by Assif Am-David, Frankfurt a.M.

One of the most intriguing and widely studied topics in linguistics is the nature of language change. It is a well-known fact that natural languages of all types keep changing constantly. Language change can be studied from several angles: One can reconstruct extinct languages, classify languages to language families, recognise trends in lexical and grammatical changes and draw historical conclusions from language change. However, perhaps the most prominent question regarding language change is why it happens in the first place. Continue reading Language Change

Graduate School “Nominal Modification”

Application closed!

Starting October 1, 2014, Goethe University Frankfurt, Germany, offers full funding for 12 graduate students who aim for a PhD in the domain of nominal modification. These 12 PhD positions will be part of the newly approved graduate program “Nominal Modification“, funded by the Deutsche Forschungsgemeinschaft (DFG).

Application for the program is open till June 30.

Find more information on the program and the application requirements on the graduate school’s website.

Resources on english-linguistics.de

We are happy to announce that the following resources are hosted on www.english-linguistics.de:

We will try to update the resources.

We hope that these resources are useful for your work – they certainly have been for ours.

Manfred Sailer, Frank Richter.

 

Honorifics: Types, Data, and Importance for Linguistic Theory

by Assif Am David, Frankfurt a.M.

Honorifics are a linguistic encoding of social relations in a discourse. Therefore, they are closely related to pragmatic and sociolinguistic phenomena. On the other hand, unlike the latter, they are often highly grammaticalised and require not only pragmatic, but also formal consistency.

Honorifics can be divided into three different axis depending on whose honour (or disrespect) is expressed by the utterance. Comrie first introduced the different axes honorifics can refer to: Continue reading Honorifics: Types, Data, and Importance for Linguistic Theory

Animal communication

by Assif Am David, Frankfurt a.M.

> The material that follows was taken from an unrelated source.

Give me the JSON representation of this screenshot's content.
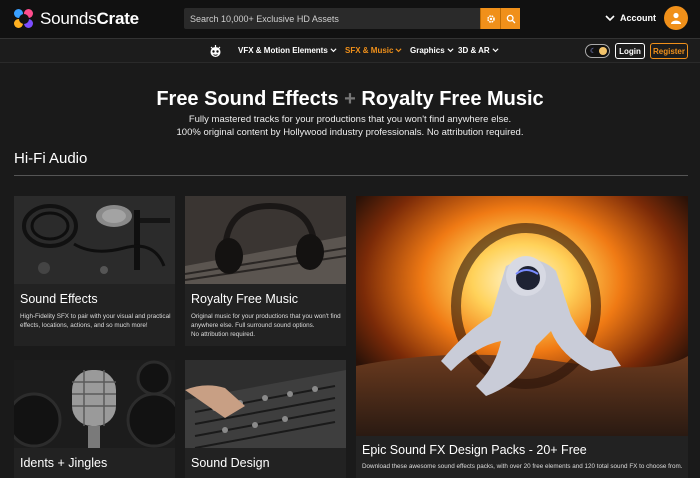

It is commonly assumed in linguistics that language is a phenomenon unique to humans. It is normally associated with the Great Leap Forward, an anthropological revolution which took place about 50,000 years ago and gave rise to the behavioural modernity. Language is considered a core factor in this revolution which resulted in a more complex, abstract thought and in larger intricate social organization, possibly by allowing social constructivism, which is a conventional postulation of abstract social entities.

The study of language in animals, often referred to as biolinguistics, attempts to refute this idea. Continue reading Animal communication